→ WHAT YOU WILL DO: Each line of the entries below that holds "rosenergoatom" is needed, copied in full.

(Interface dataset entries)
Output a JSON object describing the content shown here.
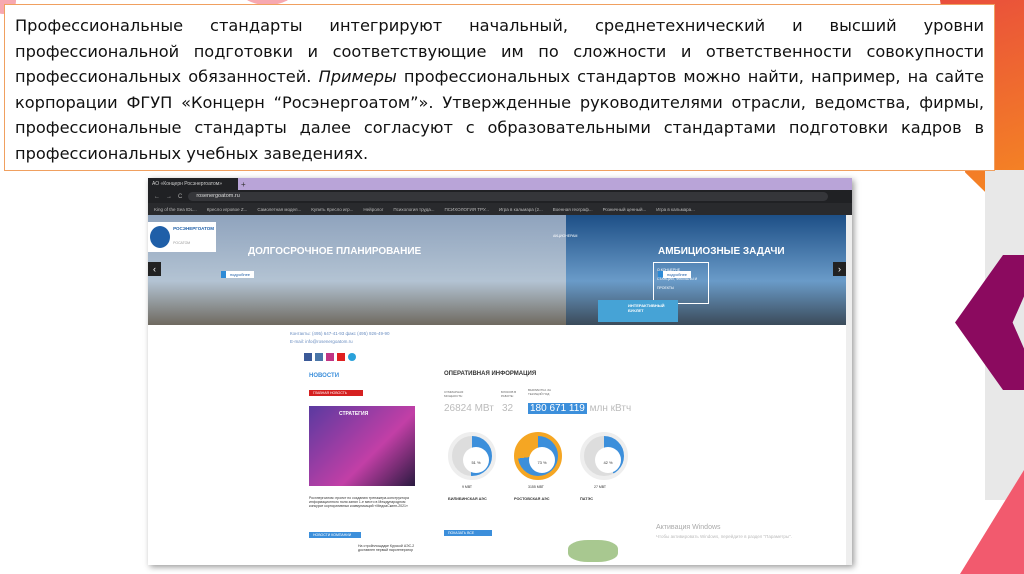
{
  "slide": {
    "paragraph": {
      "p1": "Профессиональные стандарты интегрируют начальный, среднетехнический и высший уровни профессиональной подготовки и соответствующие им по сложности и ответственности совокупности профессиональных обязанностей. ",
      "em": "Примеры",
      "p2": " профессиональных стандартов можно найти, например, на сайте корпорации ФГУП «Концерн “Росэнергоатом”». Утвержденные руководителями отрасли, ведомства, фирмы, профессиональные стандарты далее согласуют с образовательными стандартами подготовки кадров в профессиональных учебных заведениях."
    },
    "colors": {
      "border": "#f0a060",
      "orange": "#f47c20",
      "purple": "#8b0a5f",
      "pink": "#f25a6e"
    }
  },
  "browser": {
    "tab_title": "АО «Концерн Росэнергоатом»",
    "url": "rosenergoatom.ru",
    "bookmarks": [
      "King of the Sea IDL...",
      "Кресло игровое Z...",
      "Самолетная модел...",
      "Купить Кресло игр...",
      "Нейролог",
      "Психология труда...",
      "ПСИХОЛОГИЯ ТРУ...",
      "Игра в кальмара (2...",
      "Военная географ...",
      "Розничный ценный...",
      "Игра в кальмара..."
    ]
  },
  "site": {
    "logo": "РОСЭНЕРГОАТОМ",
    "logo_sub": "РОСАТОМ",
    "slide1_title": "ДОЛГОСРОЧНОЕ ПЛАНИРОВАНИЕ",
    "slide2_title": "АМБИЦИОЗНЫЕ ЗАДАЧИ",
    "more": "подробнее",
    "menu": [
      "О КОНЦЕРНЕ",
      "СТАНЦИИ, ФИЛИАЛЫ И ПРОЕКТЫ"
    ],
    "nav_last": "АКЦИОНЕРАМ",
    "booklet": "ИНТЕРАКТИВНЫЙ БУКЛЕТ",
    "contacts": "Контакты: (495) 647-41-93 факс (495) 926-49-90",
    "email": "E-mail: info@rosenergoatom.ru",
    "news_title": "НОВОСТИ",
    "main_news": "ГЛАВНАЯ НОВОСТЬ",
    "news_image_text": "СТРАТЕГИЯ",
    "news_text": "Росэнергоатом: проект по созданию тренажера-конструктора информационного поля занял 1-е место в Международном конкурсе корпоративных коммуникаций «МедиаСкипп-2021»",
    "company_news": "НОВОСТИ КОМПАНИИ",
    "news2": "На стройплощадке Курской АЭС-2 доставлен первый парогенератор",
    "op_title": "ОПЕРАТИВНАЯ ИНФОРМАЦИЯ",
    "power_label": "СУММАРНАЯ МОЩНОСТЬ:",
    "power": "26824 МВт",
    "units_label": "БЛОКОВ В РАБОТЕ:",
    "units": "32",
    "output_label": "ВЫРАБОТКА ЗА ТЕКУЩИЙ ГОД:",
    "output": "180 671 119",
    "output_unit": "млн кВтч",
    "stations": [
      {
        "name": "БИЛИБИНСКАЯ АЭС",
        "mw": "9 МВТ",
        "pct": "51 %",
        "value": 51
      },
      {
        "name": "РОСТОВСКАЯ АЭС",
        "mw": "3155 МВТ",
        "pct": "73 %",
        "value": 73
      },
      {
        "name": "ПАТЭС",
        "mw": "27 МВТ",
        "pct": "42 %",
        "value": 42
      }
    ],
    "show_all": "ПОКАЗАТЬ ВСЕ"
  },
  "windows": {
    "title": "Активация Windows",
    "sub": "Чтобы активировать Windows, перейдите в раздел \"Параметры\"."
  }
}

→ SOLUTION BELOW:
    "url": "rosenergoatom.ru",
    "email": "E-mail: info@rosenergoatom.ru",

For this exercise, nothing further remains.